After trialling a large selection of Punches to find the most suitable for the wedding – has to be able to be made in large quantities, mix well and not be too festive looking – I can recommend these as four of the best. I served all of them, in appropriate glasses. And everyone thought they were getting cocktails.
Rum Punch This is the traditional sort of punch, usually made with Planters Rum – but you can use any dark rum you like. These are the ingredients per drink, so multiply them per serving. 2 oz orange juice 1½ oz pineapple juice
oz lime juice 2 oz dark rum 1 dash of Grenadine
They all go in together and get mixed up and should be poured into glasses which are already filled with ice and garnished with an orange slice and a cherry
Tastes like a giant Tequila Sunrise – this one is supposed to be served in a bowl. This is the ratio of ingredients for each serving again:
1 cup of orange juice
1/2 cup tequila
1/3 cup lemon juice
1/6 cup sugar
Mix the OJ and the sugar until the sugar dissolves then add the tequila and lemon juice and then pour it all over ice. Of course you can serve these in their own glasses as well if you want – probably garnished with lemon and orange slices. It doesn't look like much, but it's very tasty and easy to make lots of.
This is the first recipe I found – makes sense to be serving Champagne Punch at a wedding as everyone is probably already drinking champagne. It's not as simple as the other recipes though, and does need to be made in a batch so that it mixes properly. These are the ingredients:
1 litre of peach nectar
180ml frozen orange juice
½ cup peach brandy
¼ cup grenadine syrup
3 bottles of champagne
¼ cup lemon juice
950ml carbonated water
In this recipe you need to combine everything that's not fizzy first, then add the champagne and water. Make sure it's all super cold before you start mixing, 'cause there's no ice, and serve it in those 'bowl' champagne glasses if you can, garnished with a slice of fresh peach.
Bajan Rum Punch
This one surprised me – it doesn't look like Punch at all, but it's one of the oldest recipes around so I tried it and it's very good. These are the ingredients:
4 cups water

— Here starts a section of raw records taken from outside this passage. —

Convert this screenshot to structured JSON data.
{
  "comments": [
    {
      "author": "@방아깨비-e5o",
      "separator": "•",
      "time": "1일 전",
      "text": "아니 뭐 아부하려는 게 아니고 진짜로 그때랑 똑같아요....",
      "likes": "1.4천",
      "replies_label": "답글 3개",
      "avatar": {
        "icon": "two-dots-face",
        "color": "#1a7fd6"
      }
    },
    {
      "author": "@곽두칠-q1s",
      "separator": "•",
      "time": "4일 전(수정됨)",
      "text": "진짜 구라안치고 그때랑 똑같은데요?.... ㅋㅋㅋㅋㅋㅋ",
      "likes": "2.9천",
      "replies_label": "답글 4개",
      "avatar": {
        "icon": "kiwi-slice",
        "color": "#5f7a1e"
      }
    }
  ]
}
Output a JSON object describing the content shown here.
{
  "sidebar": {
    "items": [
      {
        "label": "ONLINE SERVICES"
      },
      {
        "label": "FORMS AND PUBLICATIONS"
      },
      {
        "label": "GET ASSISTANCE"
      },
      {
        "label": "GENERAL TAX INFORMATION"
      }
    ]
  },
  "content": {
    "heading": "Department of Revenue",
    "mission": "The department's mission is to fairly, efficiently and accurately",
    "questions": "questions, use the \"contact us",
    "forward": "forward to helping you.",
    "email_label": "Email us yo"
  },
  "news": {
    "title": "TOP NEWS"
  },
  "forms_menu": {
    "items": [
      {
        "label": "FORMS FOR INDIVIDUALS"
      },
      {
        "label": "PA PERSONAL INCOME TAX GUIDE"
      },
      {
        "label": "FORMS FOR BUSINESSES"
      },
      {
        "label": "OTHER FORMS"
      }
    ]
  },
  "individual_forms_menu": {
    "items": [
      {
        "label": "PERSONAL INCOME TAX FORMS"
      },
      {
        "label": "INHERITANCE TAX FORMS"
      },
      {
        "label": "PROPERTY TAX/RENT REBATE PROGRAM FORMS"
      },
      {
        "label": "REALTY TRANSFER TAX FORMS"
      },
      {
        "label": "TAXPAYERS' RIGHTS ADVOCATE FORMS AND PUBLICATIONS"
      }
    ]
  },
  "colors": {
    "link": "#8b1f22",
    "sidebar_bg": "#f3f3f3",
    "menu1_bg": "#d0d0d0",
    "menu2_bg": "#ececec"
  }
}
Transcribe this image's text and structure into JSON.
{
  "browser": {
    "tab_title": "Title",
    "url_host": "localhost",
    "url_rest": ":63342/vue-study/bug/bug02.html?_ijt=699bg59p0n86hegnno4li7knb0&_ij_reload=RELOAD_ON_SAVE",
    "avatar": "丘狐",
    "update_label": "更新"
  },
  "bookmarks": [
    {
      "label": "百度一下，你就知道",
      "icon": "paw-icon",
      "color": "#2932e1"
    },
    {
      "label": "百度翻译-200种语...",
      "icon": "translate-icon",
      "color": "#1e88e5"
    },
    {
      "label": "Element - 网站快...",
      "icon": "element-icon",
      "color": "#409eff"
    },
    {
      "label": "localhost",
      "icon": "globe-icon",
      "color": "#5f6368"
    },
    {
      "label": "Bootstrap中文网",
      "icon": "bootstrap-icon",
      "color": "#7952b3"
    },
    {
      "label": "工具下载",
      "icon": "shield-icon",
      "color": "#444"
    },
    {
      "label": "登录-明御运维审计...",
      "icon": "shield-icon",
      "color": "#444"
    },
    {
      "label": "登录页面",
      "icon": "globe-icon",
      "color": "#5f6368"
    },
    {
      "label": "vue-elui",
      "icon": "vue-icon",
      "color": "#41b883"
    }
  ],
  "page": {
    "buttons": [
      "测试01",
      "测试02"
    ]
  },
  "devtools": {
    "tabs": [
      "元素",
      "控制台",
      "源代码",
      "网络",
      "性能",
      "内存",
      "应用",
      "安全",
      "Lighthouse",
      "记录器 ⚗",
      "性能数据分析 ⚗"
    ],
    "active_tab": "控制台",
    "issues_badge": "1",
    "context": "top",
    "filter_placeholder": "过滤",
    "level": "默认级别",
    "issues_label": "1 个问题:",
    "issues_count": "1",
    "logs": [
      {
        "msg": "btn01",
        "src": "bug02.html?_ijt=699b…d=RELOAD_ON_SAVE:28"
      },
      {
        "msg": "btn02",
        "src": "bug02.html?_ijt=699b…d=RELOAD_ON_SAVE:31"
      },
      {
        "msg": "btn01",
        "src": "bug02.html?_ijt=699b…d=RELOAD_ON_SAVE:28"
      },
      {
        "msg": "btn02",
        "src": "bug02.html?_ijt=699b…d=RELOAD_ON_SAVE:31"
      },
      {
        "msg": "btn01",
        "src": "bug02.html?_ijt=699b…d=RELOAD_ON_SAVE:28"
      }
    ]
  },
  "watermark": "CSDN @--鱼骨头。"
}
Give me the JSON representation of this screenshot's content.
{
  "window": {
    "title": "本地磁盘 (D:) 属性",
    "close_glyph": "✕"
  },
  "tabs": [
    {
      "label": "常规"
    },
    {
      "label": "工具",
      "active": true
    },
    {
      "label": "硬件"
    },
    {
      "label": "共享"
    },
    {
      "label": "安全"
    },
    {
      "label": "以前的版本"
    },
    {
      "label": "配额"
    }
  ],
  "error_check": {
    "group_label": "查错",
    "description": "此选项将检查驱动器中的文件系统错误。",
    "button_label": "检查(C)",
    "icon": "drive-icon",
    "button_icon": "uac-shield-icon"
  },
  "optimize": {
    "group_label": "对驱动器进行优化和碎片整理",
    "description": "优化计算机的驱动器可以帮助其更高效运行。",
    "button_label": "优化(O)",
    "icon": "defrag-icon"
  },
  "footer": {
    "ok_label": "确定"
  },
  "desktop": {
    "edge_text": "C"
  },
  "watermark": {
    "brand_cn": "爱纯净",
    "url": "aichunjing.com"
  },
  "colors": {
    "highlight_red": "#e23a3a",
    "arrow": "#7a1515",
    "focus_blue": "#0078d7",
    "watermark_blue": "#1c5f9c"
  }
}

3 cups Cockspur Rum
2 cups sugar syrup (simple syrup)
1 cup lime juice
a few dashes of Angostura Bitters
It's made in a jug and served over ice then the nutmeg is sprinkled on top.